[Provided data — start]
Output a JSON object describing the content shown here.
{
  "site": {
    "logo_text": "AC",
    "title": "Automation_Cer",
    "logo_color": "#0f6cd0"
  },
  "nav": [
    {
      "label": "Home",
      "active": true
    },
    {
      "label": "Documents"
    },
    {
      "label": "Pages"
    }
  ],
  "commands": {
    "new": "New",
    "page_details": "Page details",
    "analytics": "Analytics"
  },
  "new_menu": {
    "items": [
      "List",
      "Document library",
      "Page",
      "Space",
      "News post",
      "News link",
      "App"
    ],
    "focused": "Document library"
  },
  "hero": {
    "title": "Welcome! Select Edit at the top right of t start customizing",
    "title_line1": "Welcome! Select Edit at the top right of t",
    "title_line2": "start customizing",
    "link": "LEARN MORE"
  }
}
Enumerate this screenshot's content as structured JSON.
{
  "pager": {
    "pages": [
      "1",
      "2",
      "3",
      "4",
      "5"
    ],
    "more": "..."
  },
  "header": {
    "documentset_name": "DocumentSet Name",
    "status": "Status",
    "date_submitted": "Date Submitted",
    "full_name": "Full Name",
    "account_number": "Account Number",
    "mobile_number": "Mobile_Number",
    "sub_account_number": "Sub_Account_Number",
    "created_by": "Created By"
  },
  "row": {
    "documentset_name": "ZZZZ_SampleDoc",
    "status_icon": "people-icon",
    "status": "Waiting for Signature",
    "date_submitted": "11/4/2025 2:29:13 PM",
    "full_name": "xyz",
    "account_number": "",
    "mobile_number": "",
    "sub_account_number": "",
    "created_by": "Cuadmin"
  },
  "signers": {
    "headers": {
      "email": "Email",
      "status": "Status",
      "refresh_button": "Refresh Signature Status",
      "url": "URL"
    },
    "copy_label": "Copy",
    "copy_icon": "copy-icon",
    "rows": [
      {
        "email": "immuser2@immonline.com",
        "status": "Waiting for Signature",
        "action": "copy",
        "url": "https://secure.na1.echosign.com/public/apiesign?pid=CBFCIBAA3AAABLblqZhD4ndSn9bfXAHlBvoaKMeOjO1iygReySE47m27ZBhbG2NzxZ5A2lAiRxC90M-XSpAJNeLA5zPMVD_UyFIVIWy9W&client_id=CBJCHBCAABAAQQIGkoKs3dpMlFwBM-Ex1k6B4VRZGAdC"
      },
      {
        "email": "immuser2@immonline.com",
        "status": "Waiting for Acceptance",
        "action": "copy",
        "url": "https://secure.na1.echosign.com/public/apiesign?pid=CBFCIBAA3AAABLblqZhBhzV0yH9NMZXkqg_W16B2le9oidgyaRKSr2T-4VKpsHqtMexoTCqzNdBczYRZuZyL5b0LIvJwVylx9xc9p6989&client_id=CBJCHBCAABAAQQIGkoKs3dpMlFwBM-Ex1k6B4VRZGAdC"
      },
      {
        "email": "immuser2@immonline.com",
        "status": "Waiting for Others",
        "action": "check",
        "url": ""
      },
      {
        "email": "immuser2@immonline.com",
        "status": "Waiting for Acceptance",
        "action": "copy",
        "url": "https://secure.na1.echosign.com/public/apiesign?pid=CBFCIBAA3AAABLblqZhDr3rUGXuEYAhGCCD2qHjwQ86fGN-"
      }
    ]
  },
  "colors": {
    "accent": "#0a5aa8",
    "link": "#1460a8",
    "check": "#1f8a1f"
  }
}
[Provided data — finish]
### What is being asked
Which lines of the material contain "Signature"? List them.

### Output of the exercise
    "status": "Waiting for Signature",
      "refresh_button": "Refresh Signature Status",
        "status": "Waiting for Signature",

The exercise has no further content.